Question: Why Is The Lysogenic Cycle Important To The Survival Of The Virus?

What is an advantage of the lysogenic replication cycle for a virus?

What are the advantages to a virus of the lysogenic cycle.

The virus is able to survive when host cells are incapable of reproducing..

What virus uses the lysogenic cycle?

As the lysogenic cycle allows the host cell to continue to survive and reproduce, the virus is reproduced in all of the cell’s offspring. An example of a bacteriophage known to follow the lysogenic cycle and the lytic cycle is the phage lambda of E. coli.

What is the difference between a virulent virus and a Lysogenic virus?

#5 What is the difference between a virulent virus and a lysogenic virus? A virulent virus is the ability of a virus to affect cells and lysogenic virus is the process in which a virus remains latent in cells but spreads by becoming part of the host cell genome. Factors may then trigger these viruses to become lytic.

Why would a virus bother with a Lysogenic stage?

During this stage, the infected cell appears “normal” and will not exhibit symptoms. However, certain triggers like stress can cause the viral DNA to reactivate and begin the lytic cycle. The danger in the lysogenic stage is that the more time it utilizes, the more infected daughter cells are produced.

How does virus multiply?

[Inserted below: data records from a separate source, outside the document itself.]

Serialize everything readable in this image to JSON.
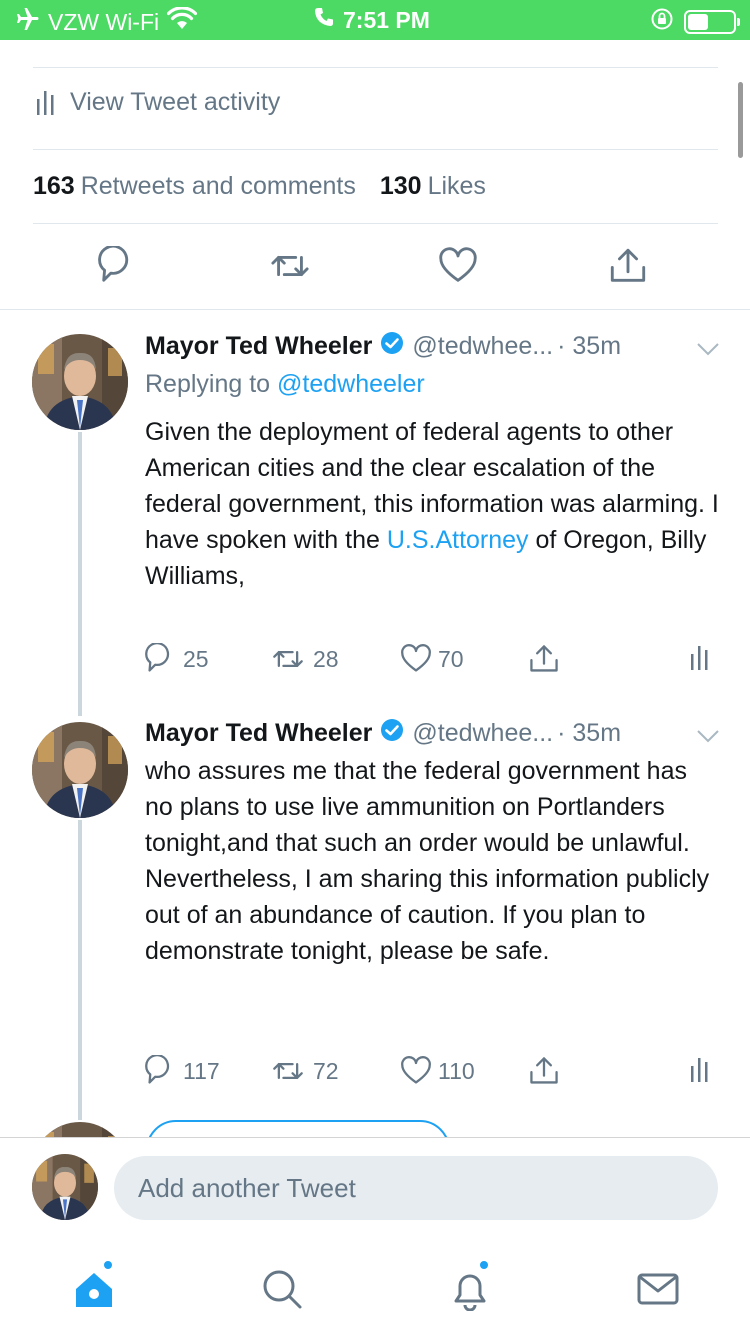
{
  "status_bar": {
    "carrier": "VZW Wi-Fi",
    "time": "7:51 PM",
    "battery_level": 0.45
  },
  "tweet_detail": {
    "activity_label": "View Tweet activity",
    "retweets_count": "163",
    "retweets_label": "Retweets and comments",
    "likes_count": "130",
    "likes_label": "Likes"
  },
  "replies": [
    {
      "name": "Mayor Ted Wheeler",
      "handle": "@tedwhee...",
      "time": "· 35m",
      "replying_prefix": "Replying to",
      "replying_to": "@tedwheeler",
      "text_before": "Given the deployment of federal agents to other American cities and the clear escalation of the federal government, this information was alarming. I have spoken with the ",
      "text_link": "U.S.Attorney",
      "text_after": " of Oregon, Billy Williams,",
      "replies": "25",
      "retweets": "28",
      "likes": "70"
    },
    {
      "name": "Mayor Ted Wheeler",
      "handle": "@tedwhee...",
      "time": "· 35m",
      "text": "who assures me that the federal government has no plans to use live ammunition on Portlanders tonight,and that such an order would be unlawful. Nevertheless, I am sharing this information publicly out of an abundance of caution. If you plan to demonstrate tonight, please be safe.",
      "replies": "117",
      "retweets": "72",
      "likes": "110"
    }
  ],
  "composer": {
    "placeholder": "Add another Tweet"
  },
  "icons": {
    "airplane": "airplane-icon",
    "wifi": "wifi-icon",
    "phone": "phone-icon",
    "orientation_lock": "orientation-lock-icon",
    "battery": "battery-icon",
    "activity": "bar-chart-icon",
    "reply": "reply-icon",
    "retweet": "retweet-icon",
    "like": "heart-icon",
    "share": "share-icon",
    "verified": "verified-badge-icon",
    "chevron": "chevron-down-icon",
    "home": "home-icon",
    "search": "search-icon",
    "notifications": "bell-icon",
    "messages": "mail-icon"
  },
  "colors": {
    "status_bar": "#4cd964",
    "accent": "#1da1f2",
    "secondary_text": "#657786",
    "divider": "#e1e8ed"
  }
}
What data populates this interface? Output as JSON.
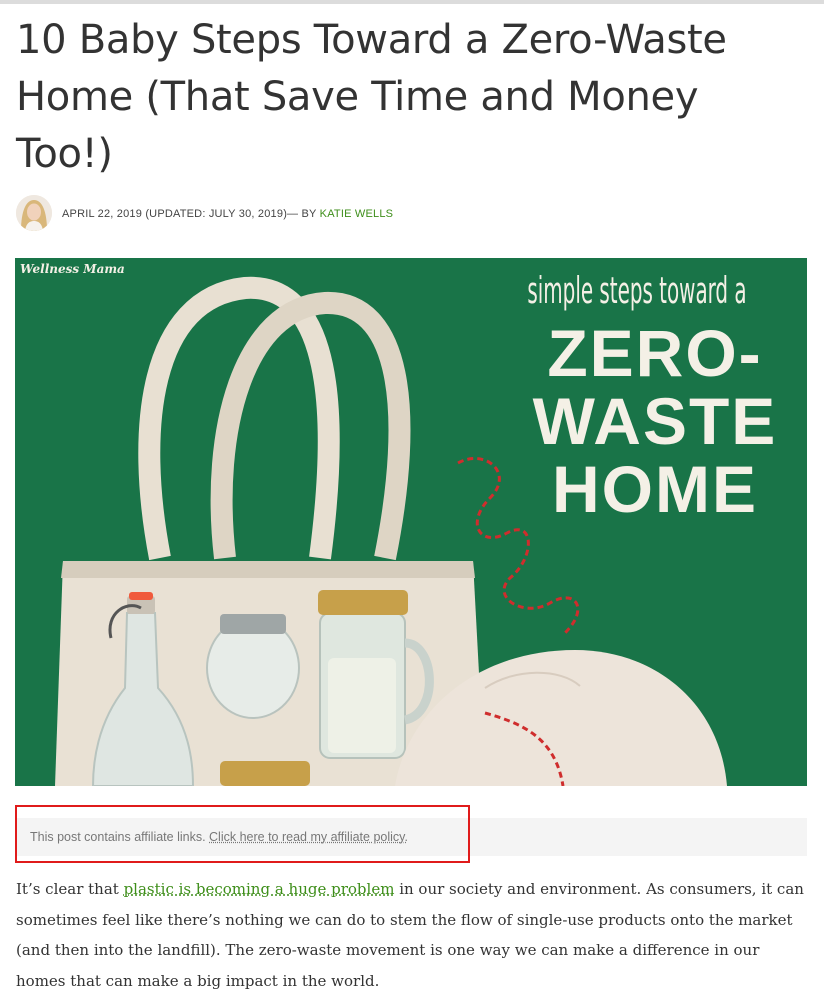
{
  "article": {
    "title": "10 Baby Steps Toward a Zero-Waste Home (That Save Time and Money Too!)",
    "date_text": "APRIL 22, 2019 (UPDATED: JULY 30, 2019)— BY ",
    "author": "KATIE WELLS"
  },
  "hero": {
    "brand_watermark": "Wellness Mama",
    "line1": "simple steps toward a",
    "line2": "ZERO-",
    "line3": "WASTE",
    "line4": "HOME"
  },
  "affiliate": {
    "text": "This post contains affiliate links. ",
    "link": "Click here to read my affiliate policy."
  },
  "body": {
    "p1_before": "It’s clear that ",
    "p1_link": "plastic is becoming a huge problem",
    "p1_after": " in our society and environment. As consumers, it can sometimes feel like there’s nothing we can do to stem the flow of single-use products onto the market (and then into the landfill). The zero-waste movement is one way we can make a difference in our homes that can make a big impact in the world."
  },
  "colors": {
    "accent_green": "#3e8e1a",
    "hero_background": "#1b7a4c",
    "highlight_box": "#e01b1b"
  }
}
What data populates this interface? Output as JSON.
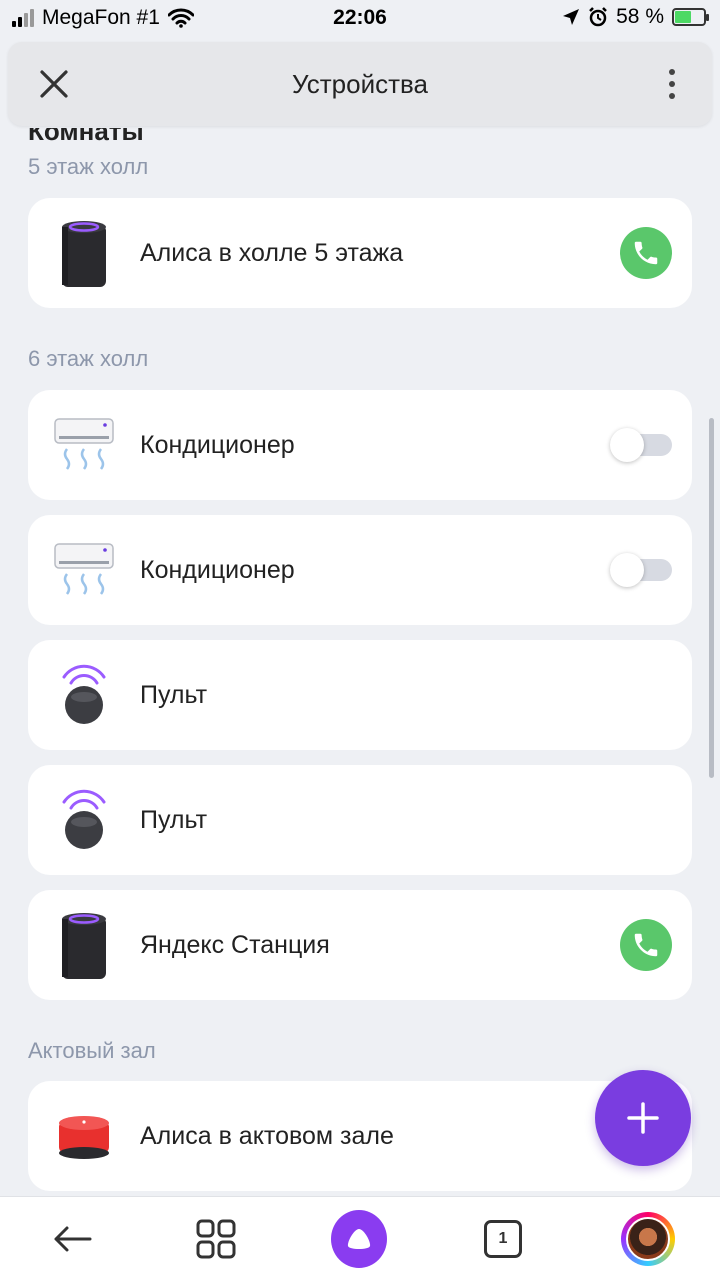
{
  "status_bar": {
    "carrier": "MegaFon #1",
    "time": "22:06",
    "battery_percent": "58 %"
  },
  "header": {
    "title": "Устройства"
  },
  "rooms_heading": "Комнаты",
  "rooms": [
    {
      "name": "5 этаж холл",
      "devices": [
        {
          "name": "Алиса в холле 5 этажа",
          "icon": "smart-speaker-black",
          "control": "call"
        }
      ]
    },
    {
      "name": "6 этаж холл",
      "devices": [
        {
          "name": "Кондиционер",
          "icon": "air-conditioner",
          "control": "toggle",
          "on": false
        },
        {
          "name": "Кондиционер",
          "icon": "air-conditioner",
          "control": "toggle",
          "on": false
        },
        {
          "name": "Пульт",
          "icon": "remote-hub",
          "control": "none"
        },
        {
          "name": "Пульт",
          "icon": "remote-hub",
          "control": "none"
        },
        {
          "name": "Яндекс Станция",
          "icon": "smart-speaker-black",
          "control": "call"
        }
      ]
    },
    {
      "name": "Актовый зал",
      "devices": [
        {
          "name": "Алиса в актовом зале",
          "icon": "smart-speaker-red",
          "control": "none"
        }
      ]
    }
  ],
  "bottom_nav": {
    "tabs_count": "1"
  },
  "colors": {
    "accent": "#7a3de0",
    "call_green": "#5ac76b",
    "room_label": "#8d97ab"
  }
}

For viruses to multiply, they usually need support of the cells they infect. Only in their host´s nucleus can they find the machines, proteins, and building blocks with which they can copy their genetic material before infecting other cells.

How many stages are there in Lysogenic cycle?

The lysogenic cycle can be divided into three stages, as shown in Figure above: i. Fusion of Genetic Material.

What are the steps in the lysogenic cycle of a virus?

The following are the steps of the lysogenic cycle:1) Viral genome enters cell2) Viral genome integrates into Host cell genome3) Host cell DNA Polymerase copies viral chromosomes4) cell divides, and virus chromosomes are transmitted to cell’s daughter cells5) At any moment when the virus is “triggered”, the viral …

What is the life of a virus?

The life cycle of virus. The virus life cycle could be divided into six steps: attachment, penetration, uncoating, gene expression and replication, assembly, and release.

Are viruses created?

These studies have shown us that viruses do not have a single origin; that is, they did not all arise from one single virus that changed and evolved into all the viruses we know today. Viruses probably have a number of independent origins, almost certainly at different times.

Why is phage therapy not used?

Phage therapy disadvantages Additionally, it’s not known if phage therapy may trigger bacteria to become stronger than the bacteriophage, resulting in phage resistance. Cons of phage therapy include the following: Phages are currently difficult to prepare for use in people and animals.

Are viruses alive Yes or no?

So were they ever alive? Most biologists say no. Viruses are not made out of cells, they can’t keep themselves in a stable state, they don’t grow, and they can’t make their own energy. Even though they definitely replicate and adapt to their environment, viruses are more like androids than real living organisms.

How do viruses reproduce themselves?

A virus is a tiny, infectious particle that can reproduce only by infecting a host cell. Viruses “commandeer” the host cell and use its resources to make more viruses, basically reprogramming it to become a virus factory. Because they can’t reproduce by themselves (without a host), viruses are not considered living.

Why are Lysogenic viruses more dangerous?

Why are lysogenic viruses more dangerous than lytic viruses? Lysogenic viruses integrate their own DNA with the host DNA. … It becomes a provirus in the lysogenic cycle, and settles for many years in the body.

What are the 7 steps of the lysogenic cycle?

These stages include attachment, penetration, uncoating, biosynthesis, maturation, and release. Bacteriophages have a lytic or lysogenic cycle. The lytic cycle leads to the death of the host, whereas the lysogenic cycle leads to integration of phage into the host genome.